=== Source data ===
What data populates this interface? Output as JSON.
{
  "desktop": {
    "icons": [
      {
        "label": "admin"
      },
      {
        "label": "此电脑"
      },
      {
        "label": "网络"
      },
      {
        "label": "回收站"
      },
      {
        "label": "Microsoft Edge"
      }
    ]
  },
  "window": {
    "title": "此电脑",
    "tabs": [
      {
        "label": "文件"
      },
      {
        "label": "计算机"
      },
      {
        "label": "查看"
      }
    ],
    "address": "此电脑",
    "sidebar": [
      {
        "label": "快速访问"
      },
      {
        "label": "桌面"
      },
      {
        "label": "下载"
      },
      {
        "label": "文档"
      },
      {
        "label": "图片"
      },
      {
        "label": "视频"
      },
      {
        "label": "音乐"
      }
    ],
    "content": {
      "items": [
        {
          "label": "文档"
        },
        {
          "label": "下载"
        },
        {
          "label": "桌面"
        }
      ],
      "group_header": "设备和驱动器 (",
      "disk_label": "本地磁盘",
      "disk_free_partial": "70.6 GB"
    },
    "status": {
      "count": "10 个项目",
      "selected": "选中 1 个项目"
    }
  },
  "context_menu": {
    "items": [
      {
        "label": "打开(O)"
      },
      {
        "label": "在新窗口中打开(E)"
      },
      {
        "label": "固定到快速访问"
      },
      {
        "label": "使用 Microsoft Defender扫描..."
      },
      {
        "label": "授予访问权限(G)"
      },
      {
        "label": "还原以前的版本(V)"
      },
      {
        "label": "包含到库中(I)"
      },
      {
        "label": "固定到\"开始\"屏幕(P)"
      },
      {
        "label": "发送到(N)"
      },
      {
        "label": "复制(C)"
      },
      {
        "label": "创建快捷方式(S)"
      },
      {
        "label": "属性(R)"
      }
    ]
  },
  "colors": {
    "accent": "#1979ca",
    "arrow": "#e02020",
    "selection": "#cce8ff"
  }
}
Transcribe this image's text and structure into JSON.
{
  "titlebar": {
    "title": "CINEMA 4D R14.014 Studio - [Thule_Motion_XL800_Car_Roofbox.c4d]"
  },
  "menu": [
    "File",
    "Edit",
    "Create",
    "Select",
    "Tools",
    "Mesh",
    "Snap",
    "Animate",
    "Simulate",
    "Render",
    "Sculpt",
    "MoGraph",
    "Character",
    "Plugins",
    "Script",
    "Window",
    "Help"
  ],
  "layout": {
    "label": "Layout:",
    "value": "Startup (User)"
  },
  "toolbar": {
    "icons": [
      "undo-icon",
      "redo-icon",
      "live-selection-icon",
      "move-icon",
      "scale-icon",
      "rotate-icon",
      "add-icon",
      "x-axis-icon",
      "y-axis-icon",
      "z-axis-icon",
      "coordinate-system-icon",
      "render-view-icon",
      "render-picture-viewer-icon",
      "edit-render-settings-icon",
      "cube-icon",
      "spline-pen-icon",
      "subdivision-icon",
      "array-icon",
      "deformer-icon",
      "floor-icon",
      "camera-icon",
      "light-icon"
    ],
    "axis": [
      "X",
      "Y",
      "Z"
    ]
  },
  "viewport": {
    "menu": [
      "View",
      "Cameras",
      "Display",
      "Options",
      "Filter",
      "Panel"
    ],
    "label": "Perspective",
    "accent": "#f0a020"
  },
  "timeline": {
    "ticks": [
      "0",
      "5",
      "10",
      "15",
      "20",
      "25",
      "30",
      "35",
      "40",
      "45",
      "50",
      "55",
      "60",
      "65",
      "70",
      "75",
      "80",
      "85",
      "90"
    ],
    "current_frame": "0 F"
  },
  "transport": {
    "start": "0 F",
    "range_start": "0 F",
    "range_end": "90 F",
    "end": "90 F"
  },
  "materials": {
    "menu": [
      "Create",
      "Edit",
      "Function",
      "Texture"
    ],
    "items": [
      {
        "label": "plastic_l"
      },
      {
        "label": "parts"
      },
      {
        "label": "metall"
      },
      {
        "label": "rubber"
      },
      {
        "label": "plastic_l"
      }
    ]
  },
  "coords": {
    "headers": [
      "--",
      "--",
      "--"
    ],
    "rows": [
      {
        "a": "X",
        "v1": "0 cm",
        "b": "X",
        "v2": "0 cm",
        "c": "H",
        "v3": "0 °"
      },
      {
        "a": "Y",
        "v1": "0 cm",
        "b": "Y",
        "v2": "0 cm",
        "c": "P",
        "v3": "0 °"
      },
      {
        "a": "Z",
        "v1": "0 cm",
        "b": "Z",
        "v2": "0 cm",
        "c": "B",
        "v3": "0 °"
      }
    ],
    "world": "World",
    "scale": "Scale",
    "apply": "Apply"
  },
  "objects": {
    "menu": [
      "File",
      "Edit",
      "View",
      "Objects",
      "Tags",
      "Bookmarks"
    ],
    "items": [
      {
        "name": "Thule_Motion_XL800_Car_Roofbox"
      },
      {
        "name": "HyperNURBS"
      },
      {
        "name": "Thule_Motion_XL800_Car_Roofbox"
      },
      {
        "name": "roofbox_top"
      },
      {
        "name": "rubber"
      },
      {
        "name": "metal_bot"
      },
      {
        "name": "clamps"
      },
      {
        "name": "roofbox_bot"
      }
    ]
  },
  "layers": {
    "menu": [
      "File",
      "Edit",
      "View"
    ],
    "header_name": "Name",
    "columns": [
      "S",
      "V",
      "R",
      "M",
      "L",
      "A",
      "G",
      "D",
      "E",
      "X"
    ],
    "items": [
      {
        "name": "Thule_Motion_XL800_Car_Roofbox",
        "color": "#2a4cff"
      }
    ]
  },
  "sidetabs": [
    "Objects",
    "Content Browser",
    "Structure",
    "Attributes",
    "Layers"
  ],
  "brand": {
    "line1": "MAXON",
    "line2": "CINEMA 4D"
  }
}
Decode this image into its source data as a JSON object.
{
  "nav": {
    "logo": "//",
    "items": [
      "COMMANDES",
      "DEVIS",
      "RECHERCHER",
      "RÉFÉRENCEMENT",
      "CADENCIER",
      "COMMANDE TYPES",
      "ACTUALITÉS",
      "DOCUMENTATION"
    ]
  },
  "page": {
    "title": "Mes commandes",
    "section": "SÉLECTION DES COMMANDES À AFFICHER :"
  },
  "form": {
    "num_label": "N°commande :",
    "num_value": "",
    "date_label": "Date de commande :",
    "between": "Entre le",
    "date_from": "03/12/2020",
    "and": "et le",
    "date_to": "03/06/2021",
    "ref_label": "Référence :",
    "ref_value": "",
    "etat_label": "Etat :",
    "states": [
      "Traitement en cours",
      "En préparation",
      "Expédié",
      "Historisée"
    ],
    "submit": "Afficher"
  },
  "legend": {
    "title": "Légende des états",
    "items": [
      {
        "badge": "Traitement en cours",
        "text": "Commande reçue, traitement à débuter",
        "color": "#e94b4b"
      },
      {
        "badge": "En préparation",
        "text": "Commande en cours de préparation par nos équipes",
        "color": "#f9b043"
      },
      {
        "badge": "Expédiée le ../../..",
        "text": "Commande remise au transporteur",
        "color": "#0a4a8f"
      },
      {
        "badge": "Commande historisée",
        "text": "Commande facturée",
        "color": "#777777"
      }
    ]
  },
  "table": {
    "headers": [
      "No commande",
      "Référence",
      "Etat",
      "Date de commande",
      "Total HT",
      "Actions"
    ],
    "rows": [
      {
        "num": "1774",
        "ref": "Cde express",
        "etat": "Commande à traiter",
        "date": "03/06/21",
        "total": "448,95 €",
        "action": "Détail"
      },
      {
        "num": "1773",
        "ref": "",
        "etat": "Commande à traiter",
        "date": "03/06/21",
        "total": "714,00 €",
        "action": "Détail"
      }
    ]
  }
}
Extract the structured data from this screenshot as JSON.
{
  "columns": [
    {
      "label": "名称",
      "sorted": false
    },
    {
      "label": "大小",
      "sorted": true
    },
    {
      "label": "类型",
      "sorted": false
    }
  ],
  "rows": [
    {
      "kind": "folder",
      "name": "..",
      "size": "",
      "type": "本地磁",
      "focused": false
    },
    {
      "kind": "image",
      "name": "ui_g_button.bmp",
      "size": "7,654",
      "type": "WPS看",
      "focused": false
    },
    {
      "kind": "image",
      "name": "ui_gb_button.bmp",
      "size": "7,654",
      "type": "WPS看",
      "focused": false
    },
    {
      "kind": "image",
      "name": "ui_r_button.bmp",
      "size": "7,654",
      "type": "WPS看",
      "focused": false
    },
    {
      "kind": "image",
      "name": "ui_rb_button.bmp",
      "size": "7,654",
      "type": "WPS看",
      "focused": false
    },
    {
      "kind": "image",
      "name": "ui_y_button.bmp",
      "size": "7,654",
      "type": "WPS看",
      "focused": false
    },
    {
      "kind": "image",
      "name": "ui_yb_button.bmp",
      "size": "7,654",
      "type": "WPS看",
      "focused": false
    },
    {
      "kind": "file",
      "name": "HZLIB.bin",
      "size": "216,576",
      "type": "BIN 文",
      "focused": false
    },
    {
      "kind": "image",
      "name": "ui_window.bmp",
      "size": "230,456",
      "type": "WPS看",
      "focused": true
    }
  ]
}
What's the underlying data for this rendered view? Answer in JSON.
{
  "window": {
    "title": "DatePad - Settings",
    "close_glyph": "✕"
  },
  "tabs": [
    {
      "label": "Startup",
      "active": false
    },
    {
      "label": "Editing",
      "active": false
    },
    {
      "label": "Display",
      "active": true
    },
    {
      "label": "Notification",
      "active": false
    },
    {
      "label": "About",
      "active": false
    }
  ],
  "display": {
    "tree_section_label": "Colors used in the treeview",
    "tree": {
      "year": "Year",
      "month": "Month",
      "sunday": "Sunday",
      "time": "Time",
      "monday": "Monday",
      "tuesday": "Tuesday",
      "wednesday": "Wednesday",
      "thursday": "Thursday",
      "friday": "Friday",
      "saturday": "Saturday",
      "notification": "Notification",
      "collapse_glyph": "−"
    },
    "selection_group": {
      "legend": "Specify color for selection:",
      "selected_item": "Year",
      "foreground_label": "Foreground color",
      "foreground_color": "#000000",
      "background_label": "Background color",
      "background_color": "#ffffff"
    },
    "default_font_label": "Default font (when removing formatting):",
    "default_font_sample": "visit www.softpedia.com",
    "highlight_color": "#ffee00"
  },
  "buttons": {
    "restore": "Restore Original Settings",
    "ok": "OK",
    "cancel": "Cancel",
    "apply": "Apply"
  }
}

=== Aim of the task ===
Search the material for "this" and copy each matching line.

=== Answer to the problem ===
What data populates this interface? Output as JSON.
Transcribe this image's text and structure into JSON.
Decode this image into its source data as a JSON object.
Extract the structured data from this screenshot as JSON.
What's the underlying data for this rendered view? Answer in JSON.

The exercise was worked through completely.